Brief >> Determine how many lines of the entries contain "pixel". Reply with that number alone.
********************
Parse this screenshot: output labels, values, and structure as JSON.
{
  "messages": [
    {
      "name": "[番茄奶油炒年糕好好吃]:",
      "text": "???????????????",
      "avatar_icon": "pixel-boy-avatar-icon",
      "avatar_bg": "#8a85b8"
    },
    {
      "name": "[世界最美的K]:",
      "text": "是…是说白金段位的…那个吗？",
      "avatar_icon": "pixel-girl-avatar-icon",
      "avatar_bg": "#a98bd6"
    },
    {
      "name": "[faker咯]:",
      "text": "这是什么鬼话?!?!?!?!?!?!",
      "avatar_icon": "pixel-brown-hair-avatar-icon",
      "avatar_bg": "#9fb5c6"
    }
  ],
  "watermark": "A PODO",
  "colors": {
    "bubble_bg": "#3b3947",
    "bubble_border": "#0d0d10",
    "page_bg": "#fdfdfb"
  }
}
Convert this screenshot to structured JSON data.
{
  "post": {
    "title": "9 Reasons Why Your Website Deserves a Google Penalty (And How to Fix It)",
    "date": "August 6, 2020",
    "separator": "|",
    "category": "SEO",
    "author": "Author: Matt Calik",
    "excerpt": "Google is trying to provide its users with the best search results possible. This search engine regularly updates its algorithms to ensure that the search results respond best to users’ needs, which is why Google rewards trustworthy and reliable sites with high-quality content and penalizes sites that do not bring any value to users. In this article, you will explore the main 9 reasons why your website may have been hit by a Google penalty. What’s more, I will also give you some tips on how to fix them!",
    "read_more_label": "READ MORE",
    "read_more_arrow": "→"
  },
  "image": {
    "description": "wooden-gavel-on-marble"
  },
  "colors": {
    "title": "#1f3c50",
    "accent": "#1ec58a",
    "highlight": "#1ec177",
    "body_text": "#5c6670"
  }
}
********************
Answer section >> 3